Stored items from a collection:
_ _ _ _
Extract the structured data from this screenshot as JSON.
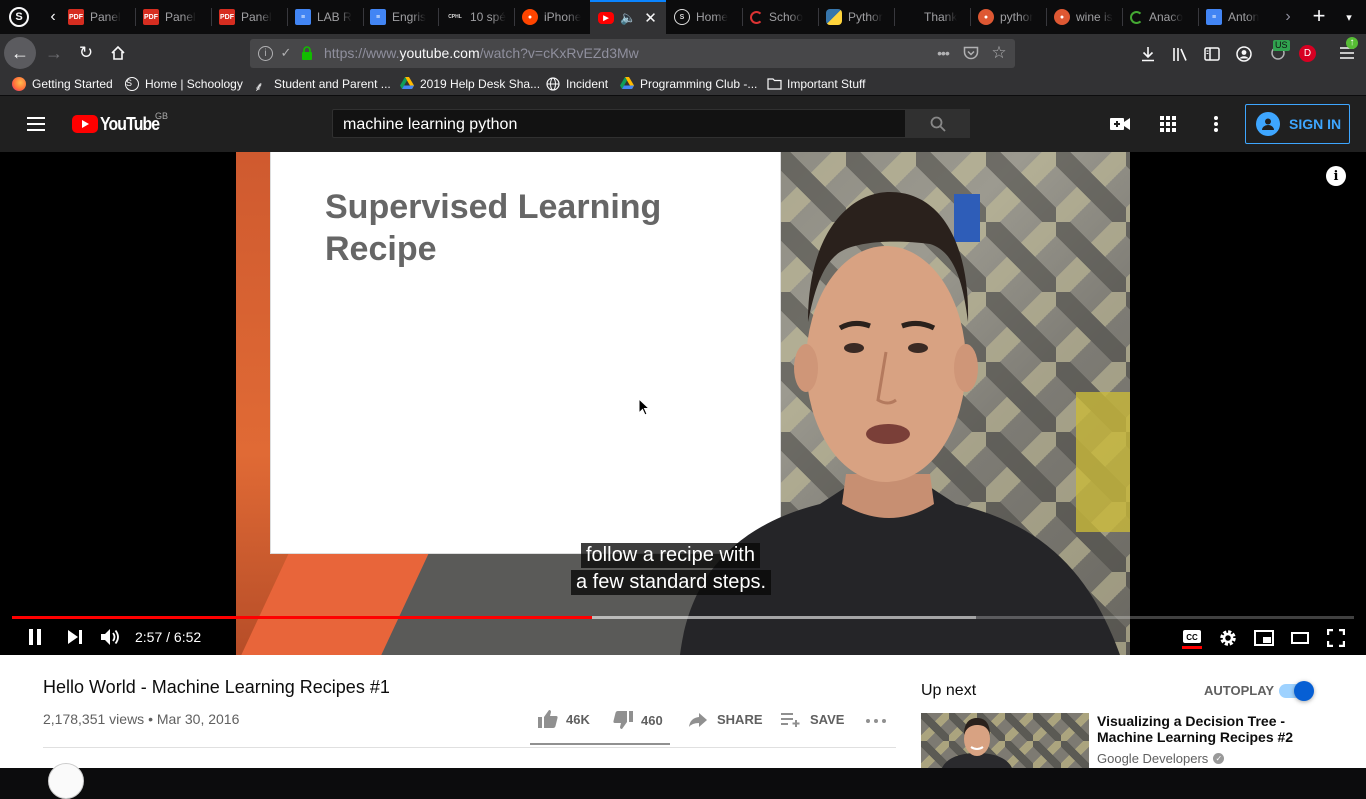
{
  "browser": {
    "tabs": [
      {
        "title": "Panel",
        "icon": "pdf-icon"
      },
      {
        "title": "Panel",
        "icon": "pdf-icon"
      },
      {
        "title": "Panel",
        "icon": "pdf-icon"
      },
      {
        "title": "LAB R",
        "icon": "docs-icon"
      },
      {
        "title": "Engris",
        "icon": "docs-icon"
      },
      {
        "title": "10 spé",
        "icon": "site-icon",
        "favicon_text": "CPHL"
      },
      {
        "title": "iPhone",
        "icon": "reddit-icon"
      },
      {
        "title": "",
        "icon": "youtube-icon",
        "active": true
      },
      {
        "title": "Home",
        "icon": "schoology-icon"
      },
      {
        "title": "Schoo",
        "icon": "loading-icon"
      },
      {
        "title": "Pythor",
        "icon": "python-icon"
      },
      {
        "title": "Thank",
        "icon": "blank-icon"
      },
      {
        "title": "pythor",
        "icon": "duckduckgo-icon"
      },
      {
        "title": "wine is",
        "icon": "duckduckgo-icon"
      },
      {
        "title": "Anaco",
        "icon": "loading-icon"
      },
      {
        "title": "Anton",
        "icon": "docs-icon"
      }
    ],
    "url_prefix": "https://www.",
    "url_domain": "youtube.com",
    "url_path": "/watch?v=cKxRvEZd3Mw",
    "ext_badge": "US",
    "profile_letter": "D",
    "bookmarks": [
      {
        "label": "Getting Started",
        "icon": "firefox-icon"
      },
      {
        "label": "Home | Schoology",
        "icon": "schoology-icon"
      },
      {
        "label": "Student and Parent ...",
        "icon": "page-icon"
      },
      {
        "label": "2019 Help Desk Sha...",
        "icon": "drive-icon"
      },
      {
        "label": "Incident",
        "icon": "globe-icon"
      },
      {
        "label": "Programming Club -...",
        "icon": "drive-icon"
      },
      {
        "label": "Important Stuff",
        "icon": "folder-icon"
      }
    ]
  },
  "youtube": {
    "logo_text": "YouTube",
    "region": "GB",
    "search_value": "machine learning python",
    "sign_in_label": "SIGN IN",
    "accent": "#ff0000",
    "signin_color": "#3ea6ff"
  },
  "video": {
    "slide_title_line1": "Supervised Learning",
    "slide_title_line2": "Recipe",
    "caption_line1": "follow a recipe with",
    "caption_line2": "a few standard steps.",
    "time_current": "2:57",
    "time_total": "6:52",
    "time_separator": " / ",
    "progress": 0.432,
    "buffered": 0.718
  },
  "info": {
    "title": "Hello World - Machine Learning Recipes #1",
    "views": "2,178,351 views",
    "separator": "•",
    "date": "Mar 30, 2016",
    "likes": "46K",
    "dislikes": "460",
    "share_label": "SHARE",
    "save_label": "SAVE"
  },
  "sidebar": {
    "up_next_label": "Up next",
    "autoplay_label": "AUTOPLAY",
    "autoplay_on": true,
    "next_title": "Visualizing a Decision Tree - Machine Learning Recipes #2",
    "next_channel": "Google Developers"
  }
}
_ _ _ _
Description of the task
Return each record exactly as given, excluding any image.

Solution for this problem
Extract the structured data from this screenshot as JSON.
{
  "browser": {
    "tabs": [
      {
        "title": "Panel",
        "icon": "pdf-icon"
      },
      {
        "title": "Panel",
        "icon": "pdf-icon"
      },
      {
        "title": "Panel",
        "icon": "pdf-icon"
      },
      {
        "title": "LAB R",
        "icon": "docs-icon"
      },
      {
        "title": "Engris",
        "icon": "docs-icon"
      },
      {
        "title": "10 spé",
        "icon": "site-icon",
        "favicon_text": "CPHL"
      },
      {
        "title": "iPhone",
        "icon": "reddit-icon"
      },
      {
        "title": "",
        "icon": "youtube-icon",
        "active": true
      },
      {
        "title": "Home",
        "icon": "schoology-icon"
      },
      {
        "title": "Schoo",
        "icon": "loading-icon"
      },
      {
        "title": "Pythor",
        "icon": "python-icon"
      },
      {
        "title": "Thank",
        "icon": "blank-icon"
      },
      {
        "title": "pythor",
        "icon": "duckduckgo-icon"
      },
      {
        "title": "wine is",
        "icon": "duckduckgo-icon"
      },
      {
        "title": "Anaco",
        "icon": "loading-icon"
      },
      {
        "title": "Anton",
        "icon": "docs-icon"
      }
    ],
    "url_prefix": "https://www.",
    "url_domain": "youtube.com",
    "url_path": "/watch?v=cKxRvEZd3Mw",
    "ext_badge": "US",
    "profile_letter": "D",
    "bookmarks": [
      {
        "label": "Getting Started",
        "icon": "firefox-icon"
      },
      {
        "label": "Home | Schoology",
        "icon": "schoology-icon"
      },
      {
        "label": "Student and Parent ...",
        "icon": "page-icon"
      },
      {
        "label": "2019 Help Desk Sha...",
        "icon": "drive-icon"
      },
      {
        "label": "Incident",
        "icon": "globe-icon"
      },
      {
        "label": "Programming Club -...",
        "icon": "drive-icon"
      },
      {
        "label": "Important Stuff",
        "icon": "folder-icon"
      }
    ]
  },
  "youtube": {
    "logo_text": "YouTube",
    "region": "GB",
    "search_value": "machine learning python",
    "sign_in_label": "SIGN IN",
    "accent": "#ff0000",
    "signin_color": "#3ea6ff"
  },
  "video": {
    "slide_title_line1": "Supervised Learning",
    "slide_title_line2": "Recipe",
    "caption_line1": "follow a recipe with",
    "caption_line2": "a few standard steps.",
    "time_current": "2:57",
    "time_total": "6:52",
    "time_separator": " / ",
    "progress": 0.432,
    "buffered": 0.718
  },
  "info": {
    "title": "Hello World - Machine Learning Recipes #1",
    "views": "2,178,351 views",
    "separator": "•",
    "date": "Mar 30, 2016",
    "likes": "46K",
    "dislikes": "460",
    "share_label": "SHARE",
    "save_label": "SAVE"
  },
  "sidebar": {
    "up_next_label": "Up next",
    "autoplay_label": "AUTOPLAY",
    "autoplay_on": true,
    "next_title": "Visualizing a Decision Tree - Machine Learning Recipes #2",
    "next_channel": "Google Developers"
  }
}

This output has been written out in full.